■ EXERCISE PROMPT ■
Look for "from" in each line of the records, and copy the lines that have it.

■ INPUT DATA ■
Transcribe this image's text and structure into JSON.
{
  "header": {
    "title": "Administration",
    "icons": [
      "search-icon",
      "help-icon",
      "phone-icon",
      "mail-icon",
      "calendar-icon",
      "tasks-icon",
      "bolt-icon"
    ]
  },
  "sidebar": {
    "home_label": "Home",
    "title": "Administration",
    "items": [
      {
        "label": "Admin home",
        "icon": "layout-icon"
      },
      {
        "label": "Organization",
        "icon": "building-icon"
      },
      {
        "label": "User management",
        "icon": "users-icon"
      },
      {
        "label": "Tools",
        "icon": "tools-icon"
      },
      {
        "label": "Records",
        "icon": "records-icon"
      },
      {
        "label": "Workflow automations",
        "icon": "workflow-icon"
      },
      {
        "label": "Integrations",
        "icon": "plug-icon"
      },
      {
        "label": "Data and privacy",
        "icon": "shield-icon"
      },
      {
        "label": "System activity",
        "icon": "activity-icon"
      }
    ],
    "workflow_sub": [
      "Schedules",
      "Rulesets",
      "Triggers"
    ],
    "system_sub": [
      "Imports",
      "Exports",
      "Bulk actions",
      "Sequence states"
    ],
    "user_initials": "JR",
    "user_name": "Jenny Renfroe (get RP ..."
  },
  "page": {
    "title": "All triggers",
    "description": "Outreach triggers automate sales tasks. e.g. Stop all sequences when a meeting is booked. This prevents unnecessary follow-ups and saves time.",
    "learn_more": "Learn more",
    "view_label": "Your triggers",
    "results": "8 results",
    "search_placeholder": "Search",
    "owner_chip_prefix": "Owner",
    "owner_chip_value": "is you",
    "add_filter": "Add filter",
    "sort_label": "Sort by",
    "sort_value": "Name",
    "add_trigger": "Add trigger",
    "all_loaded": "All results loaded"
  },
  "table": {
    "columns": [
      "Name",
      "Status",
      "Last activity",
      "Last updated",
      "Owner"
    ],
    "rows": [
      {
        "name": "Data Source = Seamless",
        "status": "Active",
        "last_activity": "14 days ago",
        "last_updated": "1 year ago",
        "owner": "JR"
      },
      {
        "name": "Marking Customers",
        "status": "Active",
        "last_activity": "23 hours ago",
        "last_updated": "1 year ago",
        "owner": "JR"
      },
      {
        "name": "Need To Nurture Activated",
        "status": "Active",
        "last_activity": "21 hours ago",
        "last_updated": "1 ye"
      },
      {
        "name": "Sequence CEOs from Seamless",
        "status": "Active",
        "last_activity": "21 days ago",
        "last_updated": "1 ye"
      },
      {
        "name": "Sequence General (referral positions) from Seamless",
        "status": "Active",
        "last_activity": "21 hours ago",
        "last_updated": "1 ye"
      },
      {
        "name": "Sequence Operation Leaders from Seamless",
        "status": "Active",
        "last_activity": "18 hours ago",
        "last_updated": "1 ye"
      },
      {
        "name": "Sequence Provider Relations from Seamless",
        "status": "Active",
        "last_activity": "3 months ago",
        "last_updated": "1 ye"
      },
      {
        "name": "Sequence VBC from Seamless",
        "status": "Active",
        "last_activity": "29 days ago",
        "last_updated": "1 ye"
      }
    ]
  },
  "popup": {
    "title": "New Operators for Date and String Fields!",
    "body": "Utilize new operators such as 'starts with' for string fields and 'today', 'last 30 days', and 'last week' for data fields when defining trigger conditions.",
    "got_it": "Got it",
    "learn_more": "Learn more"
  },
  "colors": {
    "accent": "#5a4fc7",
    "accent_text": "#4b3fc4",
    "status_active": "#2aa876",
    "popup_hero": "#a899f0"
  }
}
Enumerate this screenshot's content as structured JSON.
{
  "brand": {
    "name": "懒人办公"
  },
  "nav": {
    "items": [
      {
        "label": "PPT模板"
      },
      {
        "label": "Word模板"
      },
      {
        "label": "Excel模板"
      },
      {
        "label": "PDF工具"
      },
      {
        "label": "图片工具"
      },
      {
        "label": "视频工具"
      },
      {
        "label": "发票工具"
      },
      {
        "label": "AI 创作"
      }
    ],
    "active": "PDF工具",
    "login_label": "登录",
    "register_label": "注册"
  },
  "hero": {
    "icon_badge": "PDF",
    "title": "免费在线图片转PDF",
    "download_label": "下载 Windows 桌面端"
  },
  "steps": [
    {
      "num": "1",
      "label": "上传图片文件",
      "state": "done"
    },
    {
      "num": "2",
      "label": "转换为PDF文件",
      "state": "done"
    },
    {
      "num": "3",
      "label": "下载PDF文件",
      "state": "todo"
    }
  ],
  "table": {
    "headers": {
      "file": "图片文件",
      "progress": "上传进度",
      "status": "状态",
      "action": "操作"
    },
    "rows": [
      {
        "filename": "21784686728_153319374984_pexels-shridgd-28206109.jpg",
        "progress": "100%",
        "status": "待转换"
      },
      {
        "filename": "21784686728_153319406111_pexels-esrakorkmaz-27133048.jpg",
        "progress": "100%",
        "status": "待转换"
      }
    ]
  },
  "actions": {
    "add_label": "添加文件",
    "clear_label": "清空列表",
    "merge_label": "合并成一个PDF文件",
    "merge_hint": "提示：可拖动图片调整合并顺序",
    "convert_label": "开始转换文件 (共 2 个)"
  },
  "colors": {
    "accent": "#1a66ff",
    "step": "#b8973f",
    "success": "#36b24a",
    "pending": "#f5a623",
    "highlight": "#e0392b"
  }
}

■ COMPLETED TASK ■
        "name": "Sequence CEOs from Seamless",
        "name": "Sequence General (referral positions) from Seamless",
        "name": "Sequence Operation Leaders from Seamless",
        "name": "Sequence Provider Relations from Seamless",
        "name": "Sequence VBC from Seamless",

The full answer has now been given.